### Exercise brief
Needed from the data below: all lines that contain the word "icon".

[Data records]
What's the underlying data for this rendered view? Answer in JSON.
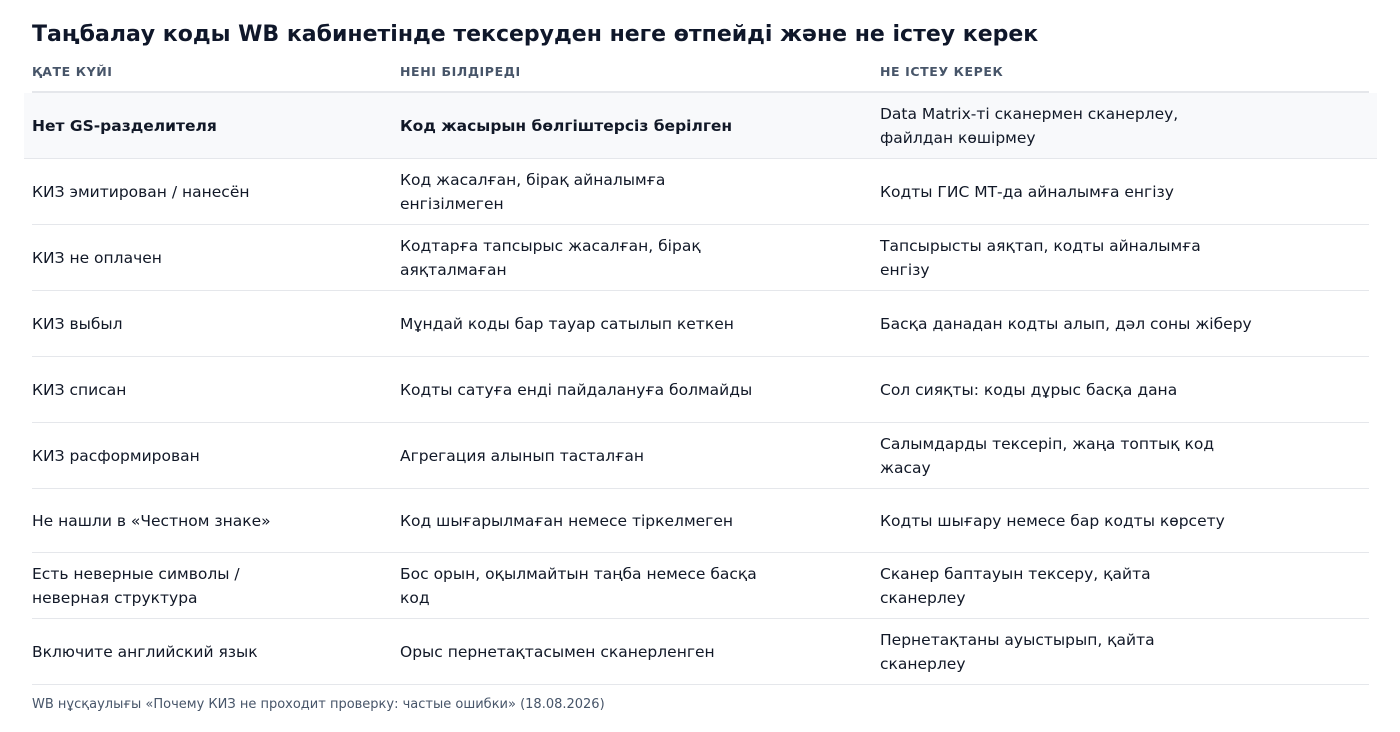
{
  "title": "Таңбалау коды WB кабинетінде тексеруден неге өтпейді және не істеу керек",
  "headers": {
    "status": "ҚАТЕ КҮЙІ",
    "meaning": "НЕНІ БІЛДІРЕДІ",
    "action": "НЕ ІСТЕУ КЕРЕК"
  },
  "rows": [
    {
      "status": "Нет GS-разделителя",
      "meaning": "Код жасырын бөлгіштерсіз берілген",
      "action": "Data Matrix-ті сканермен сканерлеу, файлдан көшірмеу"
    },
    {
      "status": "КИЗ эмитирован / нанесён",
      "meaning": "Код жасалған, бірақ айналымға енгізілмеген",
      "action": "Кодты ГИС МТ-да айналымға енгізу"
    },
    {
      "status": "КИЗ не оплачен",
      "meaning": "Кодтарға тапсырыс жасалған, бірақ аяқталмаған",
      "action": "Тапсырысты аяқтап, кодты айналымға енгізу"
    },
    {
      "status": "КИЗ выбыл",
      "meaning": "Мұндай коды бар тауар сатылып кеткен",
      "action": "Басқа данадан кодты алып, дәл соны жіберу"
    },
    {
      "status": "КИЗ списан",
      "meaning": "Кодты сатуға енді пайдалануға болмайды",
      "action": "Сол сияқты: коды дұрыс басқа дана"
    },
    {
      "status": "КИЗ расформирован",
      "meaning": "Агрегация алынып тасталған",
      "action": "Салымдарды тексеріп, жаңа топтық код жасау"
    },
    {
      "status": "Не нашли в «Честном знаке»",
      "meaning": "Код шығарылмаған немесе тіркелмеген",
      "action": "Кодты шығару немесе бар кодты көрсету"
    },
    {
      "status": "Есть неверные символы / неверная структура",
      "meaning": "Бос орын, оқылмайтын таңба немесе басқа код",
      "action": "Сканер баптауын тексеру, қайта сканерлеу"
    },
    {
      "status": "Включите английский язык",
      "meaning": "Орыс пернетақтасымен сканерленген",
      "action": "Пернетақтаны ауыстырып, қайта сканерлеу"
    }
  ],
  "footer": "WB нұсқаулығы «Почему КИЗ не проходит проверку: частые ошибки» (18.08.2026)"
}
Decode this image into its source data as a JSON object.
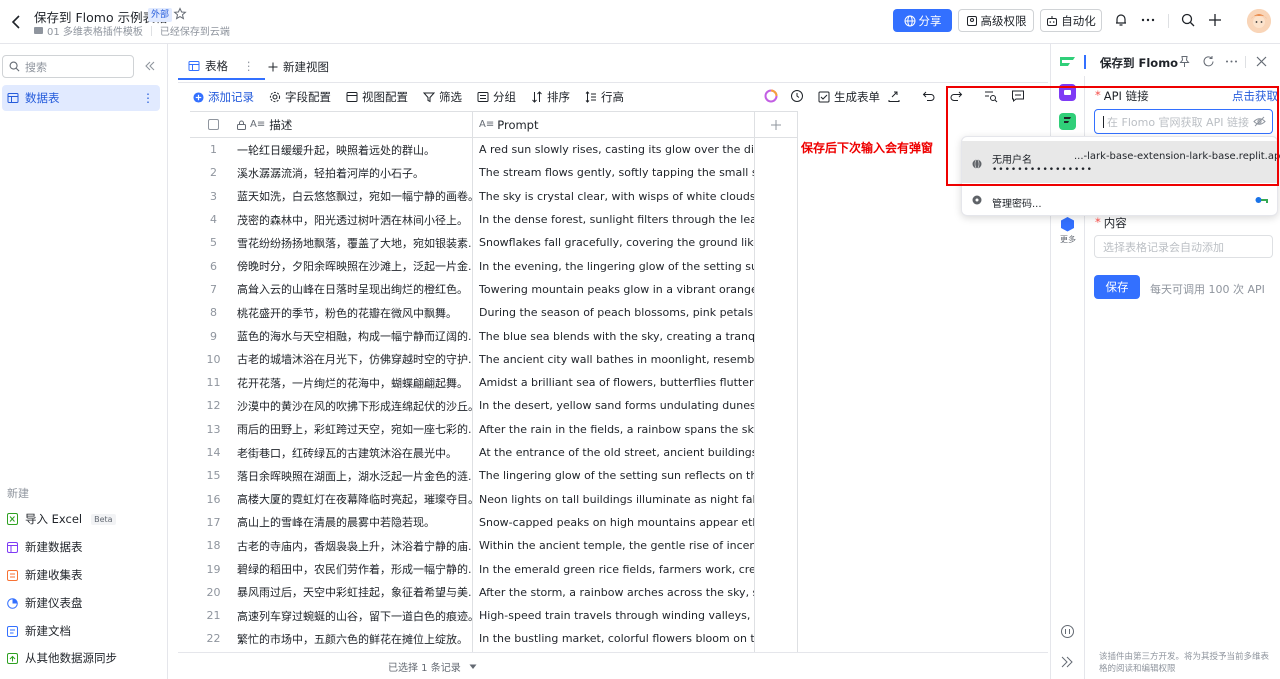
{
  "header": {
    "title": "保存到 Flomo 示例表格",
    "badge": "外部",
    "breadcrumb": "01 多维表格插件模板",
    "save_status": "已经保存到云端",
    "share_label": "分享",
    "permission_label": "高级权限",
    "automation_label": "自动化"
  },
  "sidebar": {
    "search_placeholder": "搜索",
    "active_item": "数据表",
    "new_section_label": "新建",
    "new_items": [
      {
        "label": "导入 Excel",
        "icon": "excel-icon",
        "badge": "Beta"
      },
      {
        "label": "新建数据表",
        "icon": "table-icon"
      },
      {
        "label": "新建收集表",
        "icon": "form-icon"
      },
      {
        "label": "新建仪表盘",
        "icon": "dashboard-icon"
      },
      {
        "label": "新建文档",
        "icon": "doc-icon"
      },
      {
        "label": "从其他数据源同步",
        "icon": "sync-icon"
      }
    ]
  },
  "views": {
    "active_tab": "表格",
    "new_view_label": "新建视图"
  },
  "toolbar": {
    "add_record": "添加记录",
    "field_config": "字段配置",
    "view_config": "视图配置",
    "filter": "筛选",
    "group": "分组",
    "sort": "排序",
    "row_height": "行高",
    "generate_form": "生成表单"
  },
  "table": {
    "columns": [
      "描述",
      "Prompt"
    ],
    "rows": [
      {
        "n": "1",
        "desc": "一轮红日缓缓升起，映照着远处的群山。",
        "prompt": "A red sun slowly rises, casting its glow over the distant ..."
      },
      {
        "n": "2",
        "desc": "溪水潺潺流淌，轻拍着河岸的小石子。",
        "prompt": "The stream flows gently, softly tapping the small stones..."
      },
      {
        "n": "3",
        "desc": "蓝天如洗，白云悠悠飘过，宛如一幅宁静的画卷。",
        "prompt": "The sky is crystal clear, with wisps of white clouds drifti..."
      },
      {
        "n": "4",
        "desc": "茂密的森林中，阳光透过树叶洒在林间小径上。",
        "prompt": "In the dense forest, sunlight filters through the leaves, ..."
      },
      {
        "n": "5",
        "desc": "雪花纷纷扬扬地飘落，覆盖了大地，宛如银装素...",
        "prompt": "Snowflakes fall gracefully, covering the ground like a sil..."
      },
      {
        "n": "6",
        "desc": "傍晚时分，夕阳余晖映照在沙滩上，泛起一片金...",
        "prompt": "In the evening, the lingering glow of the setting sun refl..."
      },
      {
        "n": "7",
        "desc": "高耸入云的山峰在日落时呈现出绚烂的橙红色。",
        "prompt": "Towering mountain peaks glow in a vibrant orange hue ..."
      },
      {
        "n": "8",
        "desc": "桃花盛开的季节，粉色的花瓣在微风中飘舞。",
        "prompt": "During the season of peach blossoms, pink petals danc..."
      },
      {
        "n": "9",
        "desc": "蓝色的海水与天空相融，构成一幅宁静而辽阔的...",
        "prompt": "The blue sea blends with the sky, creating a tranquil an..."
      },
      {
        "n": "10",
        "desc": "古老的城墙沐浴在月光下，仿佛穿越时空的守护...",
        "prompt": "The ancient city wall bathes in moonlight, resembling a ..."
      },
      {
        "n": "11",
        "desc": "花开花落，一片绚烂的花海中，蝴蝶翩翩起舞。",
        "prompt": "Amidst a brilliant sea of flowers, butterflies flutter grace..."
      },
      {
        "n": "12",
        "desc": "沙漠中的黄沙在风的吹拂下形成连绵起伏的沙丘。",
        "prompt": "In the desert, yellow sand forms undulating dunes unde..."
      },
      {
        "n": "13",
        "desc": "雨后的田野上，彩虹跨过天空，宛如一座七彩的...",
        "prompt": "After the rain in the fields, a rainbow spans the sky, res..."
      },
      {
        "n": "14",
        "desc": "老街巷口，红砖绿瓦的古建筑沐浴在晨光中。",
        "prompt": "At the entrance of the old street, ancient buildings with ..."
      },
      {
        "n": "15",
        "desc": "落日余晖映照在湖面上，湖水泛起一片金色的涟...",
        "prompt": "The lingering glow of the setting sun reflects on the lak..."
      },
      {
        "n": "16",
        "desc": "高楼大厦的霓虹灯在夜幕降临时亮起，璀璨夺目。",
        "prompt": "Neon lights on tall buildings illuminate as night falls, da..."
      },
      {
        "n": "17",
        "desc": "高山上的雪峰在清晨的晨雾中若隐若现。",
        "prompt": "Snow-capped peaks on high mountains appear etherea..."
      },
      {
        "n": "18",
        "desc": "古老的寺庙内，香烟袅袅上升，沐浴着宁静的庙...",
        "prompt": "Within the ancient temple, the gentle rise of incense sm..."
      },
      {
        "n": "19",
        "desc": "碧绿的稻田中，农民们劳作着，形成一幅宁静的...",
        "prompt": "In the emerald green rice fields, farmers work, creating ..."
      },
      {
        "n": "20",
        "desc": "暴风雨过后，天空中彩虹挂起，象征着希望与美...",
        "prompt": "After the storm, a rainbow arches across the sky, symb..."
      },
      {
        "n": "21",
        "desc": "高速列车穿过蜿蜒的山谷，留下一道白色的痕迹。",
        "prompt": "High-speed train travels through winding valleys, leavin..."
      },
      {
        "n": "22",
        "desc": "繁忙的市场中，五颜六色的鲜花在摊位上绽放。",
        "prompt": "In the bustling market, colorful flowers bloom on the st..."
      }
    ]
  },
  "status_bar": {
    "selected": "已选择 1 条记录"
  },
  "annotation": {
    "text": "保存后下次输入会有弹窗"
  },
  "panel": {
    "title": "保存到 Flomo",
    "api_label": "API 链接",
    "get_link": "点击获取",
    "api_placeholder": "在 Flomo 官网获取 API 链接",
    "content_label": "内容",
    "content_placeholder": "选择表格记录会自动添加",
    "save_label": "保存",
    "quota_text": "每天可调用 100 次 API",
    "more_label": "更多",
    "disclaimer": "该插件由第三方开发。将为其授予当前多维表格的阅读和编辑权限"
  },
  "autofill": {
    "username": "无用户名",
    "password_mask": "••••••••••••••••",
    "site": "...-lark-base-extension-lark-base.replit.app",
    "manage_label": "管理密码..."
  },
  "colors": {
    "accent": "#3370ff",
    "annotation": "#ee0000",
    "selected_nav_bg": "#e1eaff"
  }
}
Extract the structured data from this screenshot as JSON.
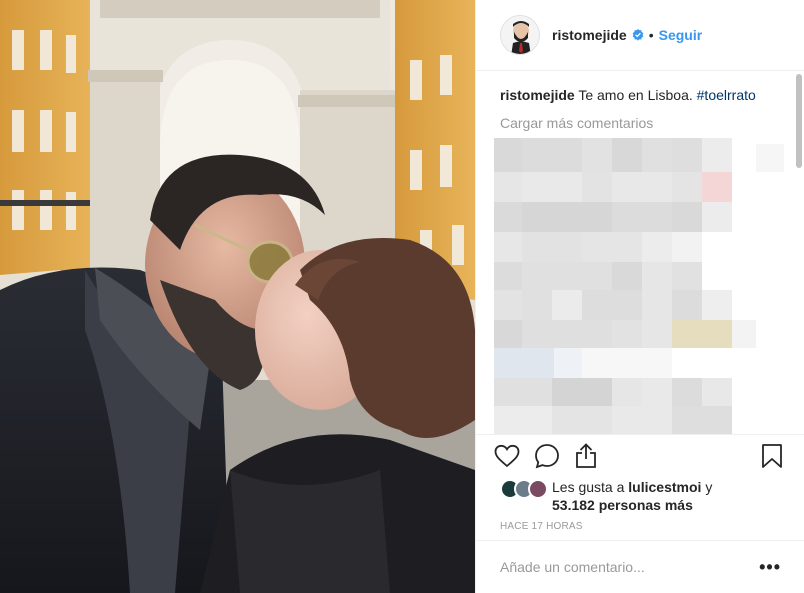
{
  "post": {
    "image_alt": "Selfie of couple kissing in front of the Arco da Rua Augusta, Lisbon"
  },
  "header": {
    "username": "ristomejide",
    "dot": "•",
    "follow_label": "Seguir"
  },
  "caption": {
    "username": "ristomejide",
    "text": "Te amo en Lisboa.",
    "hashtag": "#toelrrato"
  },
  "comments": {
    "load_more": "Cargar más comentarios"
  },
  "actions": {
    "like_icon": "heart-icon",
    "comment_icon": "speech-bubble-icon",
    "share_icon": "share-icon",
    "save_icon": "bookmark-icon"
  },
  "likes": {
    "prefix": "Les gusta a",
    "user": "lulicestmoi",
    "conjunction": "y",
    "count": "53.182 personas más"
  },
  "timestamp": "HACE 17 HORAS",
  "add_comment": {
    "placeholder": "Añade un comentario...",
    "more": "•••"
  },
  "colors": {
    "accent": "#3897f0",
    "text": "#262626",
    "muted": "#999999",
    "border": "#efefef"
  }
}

### Task result
        "icon": "excel-icon",
        "icon": "table-icon"
        "icon": "form-icon"
        "icon": "dashboard-icon"
        "icon": "doc-icon"
        "icon": "sync-icon"
    "like_icon": "heart-icon",
    "comment_icon": "speech-bubble-icon",
    "share_icon": "share-icon",
    "save_icon": "bookmark-icon"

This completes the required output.